While not a major issue, because the U.S. doesn’t always abide by international norms, the notion that UV’s aren’t “legal” weapons is still a concern. According to The Atlantic, “the International Committee of the Red Cross bans weapons that cause more than 25% field mortality and 5% hospital mortality.” UV’s mortality rate is generally much higher than 25%. While most nations that own UV’s may not care about rules like this, it is interesting to think about the overwhelming advantages that these nations have in warfare.

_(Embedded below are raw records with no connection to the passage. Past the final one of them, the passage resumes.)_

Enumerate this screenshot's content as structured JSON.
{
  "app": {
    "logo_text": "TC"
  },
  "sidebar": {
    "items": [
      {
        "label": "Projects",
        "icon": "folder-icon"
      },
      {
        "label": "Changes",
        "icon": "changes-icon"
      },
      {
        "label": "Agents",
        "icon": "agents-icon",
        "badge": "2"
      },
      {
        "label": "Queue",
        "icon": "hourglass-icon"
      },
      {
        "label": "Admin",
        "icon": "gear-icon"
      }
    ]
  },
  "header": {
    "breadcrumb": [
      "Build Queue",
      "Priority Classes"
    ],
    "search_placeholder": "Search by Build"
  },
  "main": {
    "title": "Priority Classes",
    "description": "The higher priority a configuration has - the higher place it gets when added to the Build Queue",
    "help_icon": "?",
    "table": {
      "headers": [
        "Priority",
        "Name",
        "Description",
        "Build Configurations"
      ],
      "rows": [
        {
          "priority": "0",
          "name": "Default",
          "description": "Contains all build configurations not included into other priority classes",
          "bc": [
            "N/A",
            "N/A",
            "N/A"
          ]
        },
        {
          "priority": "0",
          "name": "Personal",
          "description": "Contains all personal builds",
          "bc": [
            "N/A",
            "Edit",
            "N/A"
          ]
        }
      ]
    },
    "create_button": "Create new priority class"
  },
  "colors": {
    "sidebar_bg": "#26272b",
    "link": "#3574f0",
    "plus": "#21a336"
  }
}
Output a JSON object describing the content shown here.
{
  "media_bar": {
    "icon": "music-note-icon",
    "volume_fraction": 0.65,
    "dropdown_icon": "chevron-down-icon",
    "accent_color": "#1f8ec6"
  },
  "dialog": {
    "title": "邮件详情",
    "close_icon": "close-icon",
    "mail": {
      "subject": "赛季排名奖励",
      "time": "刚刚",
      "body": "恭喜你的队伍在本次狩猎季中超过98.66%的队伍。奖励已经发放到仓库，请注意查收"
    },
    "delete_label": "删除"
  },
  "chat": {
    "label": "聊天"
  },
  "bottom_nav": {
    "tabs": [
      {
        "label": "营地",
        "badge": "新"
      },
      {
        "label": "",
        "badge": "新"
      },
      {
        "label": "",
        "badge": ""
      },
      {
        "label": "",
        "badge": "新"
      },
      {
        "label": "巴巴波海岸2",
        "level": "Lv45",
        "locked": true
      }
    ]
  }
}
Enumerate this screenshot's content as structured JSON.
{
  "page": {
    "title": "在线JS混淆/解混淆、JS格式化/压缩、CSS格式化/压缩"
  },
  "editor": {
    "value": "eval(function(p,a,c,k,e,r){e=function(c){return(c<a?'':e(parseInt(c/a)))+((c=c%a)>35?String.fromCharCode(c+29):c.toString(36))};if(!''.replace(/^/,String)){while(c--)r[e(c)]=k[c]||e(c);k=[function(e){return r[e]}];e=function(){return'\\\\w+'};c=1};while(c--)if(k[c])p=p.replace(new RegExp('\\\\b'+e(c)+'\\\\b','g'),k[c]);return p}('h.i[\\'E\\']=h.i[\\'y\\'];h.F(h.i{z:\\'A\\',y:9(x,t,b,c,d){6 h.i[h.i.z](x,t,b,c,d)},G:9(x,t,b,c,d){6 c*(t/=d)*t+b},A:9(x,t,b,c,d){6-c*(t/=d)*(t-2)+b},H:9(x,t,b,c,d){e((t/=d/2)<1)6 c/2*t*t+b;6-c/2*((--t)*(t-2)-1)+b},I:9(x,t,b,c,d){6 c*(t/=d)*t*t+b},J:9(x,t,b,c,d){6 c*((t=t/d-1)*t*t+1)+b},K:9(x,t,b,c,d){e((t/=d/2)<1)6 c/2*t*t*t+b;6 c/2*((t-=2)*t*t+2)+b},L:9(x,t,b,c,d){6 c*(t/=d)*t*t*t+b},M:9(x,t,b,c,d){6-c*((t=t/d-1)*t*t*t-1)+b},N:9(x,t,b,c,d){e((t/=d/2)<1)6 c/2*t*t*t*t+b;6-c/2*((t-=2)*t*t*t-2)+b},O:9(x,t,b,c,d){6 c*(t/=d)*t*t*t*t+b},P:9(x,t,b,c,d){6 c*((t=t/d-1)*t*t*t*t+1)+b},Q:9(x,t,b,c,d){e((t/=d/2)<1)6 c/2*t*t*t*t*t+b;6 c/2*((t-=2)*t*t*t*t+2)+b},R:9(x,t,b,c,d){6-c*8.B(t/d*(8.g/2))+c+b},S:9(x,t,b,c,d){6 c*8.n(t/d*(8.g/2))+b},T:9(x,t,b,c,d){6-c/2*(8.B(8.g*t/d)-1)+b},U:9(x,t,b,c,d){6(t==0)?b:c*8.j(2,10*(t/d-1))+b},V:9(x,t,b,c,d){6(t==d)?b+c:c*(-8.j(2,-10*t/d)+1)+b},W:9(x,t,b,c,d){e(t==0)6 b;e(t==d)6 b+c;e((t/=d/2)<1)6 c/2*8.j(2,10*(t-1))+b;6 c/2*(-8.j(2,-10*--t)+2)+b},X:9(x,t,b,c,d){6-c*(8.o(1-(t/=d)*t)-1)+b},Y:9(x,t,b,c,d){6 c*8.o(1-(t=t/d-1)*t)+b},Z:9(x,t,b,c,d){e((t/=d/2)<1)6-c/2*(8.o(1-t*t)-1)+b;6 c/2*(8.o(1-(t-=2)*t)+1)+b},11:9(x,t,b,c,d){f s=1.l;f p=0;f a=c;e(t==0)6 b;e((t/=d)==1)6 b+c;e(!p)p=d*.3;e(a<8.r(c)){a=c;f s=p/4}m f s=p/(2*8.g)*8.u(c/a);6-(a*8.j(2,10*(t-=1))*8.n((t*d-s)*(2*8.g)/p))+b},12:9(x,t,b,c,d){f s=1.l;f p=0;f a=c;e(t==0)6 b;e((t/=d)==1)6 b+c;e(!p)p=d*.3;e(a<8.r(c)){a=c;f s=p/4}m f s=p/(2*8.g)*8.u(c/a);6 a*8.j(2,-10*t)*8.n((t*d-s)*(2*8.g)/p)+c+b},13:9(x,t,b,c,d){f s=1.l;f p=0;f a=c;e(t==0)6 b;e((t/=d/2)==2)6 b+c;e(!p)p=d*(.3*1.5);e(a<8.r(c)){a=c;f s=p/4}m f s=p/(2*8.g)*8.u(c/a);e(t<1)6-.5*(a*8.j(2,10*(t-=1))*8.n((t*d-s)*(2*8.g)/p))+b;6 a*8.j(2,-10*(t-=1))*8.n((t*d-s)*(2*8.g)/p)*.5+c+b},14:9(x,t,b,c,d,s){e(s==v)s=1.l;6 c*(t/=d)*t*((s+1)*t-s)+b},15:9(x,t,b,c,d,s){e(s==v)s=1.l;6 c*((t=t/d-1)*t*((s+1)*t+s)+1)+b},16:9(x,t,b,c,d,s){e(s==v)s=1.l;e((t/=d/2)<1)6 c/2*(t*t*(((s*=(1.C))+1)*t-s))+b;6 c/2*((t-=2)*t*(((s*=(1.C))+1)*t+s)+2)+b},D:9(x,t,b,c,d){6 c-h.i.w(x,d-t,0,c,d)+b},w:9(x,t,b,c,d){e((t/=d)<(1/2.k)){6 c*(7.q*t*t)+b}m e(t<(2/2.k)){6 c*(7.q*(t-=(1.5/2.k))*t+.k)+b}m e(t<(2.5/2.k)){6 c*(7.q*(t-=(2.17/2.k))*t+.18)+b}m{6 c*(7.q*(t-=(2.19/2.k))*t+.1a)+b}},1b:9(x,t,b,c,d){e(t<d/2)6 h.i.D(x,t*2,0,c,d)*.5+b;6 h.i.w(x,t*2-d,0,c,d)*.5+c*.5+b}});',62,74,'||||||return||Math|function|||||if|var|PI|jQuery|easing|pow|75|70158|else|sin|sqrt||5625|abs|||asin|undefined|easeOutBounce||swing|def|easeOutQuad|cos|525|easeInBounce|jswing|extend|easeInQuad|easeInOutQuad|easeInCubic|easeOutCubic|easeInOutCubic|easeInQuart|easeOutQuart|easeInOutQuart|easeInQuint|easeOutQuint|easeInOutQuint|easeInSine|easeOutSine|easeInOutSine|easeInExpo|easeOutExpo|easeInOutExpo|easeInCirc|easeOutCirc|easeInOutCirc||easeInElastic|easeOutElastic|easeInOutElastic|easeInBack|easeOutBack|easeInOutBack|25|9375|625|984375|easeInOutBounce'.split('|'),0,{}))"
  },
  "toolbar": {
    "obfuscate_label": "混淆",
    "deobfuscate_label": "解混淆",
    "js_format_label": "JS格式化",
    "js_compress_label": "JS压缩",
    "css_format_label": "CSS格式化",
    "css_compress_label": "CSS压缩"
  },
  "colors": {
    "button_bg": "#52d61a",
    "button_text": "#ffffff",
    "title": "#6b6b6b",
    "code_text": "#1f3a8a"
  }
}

Furthermore, how will the state of war change when the majority of nations begin operating UVs? Today, only the U.S., U.K., Israel, South Korea, and a few other nations own and operate UV’s, while most other countries own and operate more conventional weapons (guns and other small arms) that are outdated by most American Military standards. When UV’s start being sold to the majority of nations, I believe that there may be a short term fluctuation in the multinational polarity of military power (The U.S. will still maintain its military hegemony). Over time, though, the polarity will probably be normalized to pretty much the same levels that are present today. I predict that the world still has about a decade to go until UV’s will be mastered, mass-produced, and disruptive to the polarity of global military power. Until then, the above mentioned issues will probably continue to persist and will somehow be addressed due to the flaws with UVs and the probability of collateral damage in times of war.
A UV filled world may be far off in the future, but some of the issues that will be asked in the future have already arisen. It will be best for us to address these problems sooner than later because the field of UV’s is constantly developing and will not wait for policies to be made. I believe that while thinking about the issues surround UV’s, it is important to consider the following statement by Todd Brewster, the Directory of the Center for Oral History at West Point:
The simple lesson may be that for all our science, we still need to remind ourselves that war is a human activity aimed at achieving a political mission among humans. New forms of weaponry give us a technical advantage that may be unbeatable on the battlefield, but even with such superiority the mission — achieving a durable peace and a political result — may remain elusive.
Simply put, UV’s are tools and weapons in warfare and intelligence. They are meant to carry out specific tasks or operations, but must be taken seriously. UV’s will undoubtedly continue to be important aspects of warfare in the future, but their flaws must be addressed in order for them to maintain their position as an extraordinary weapon.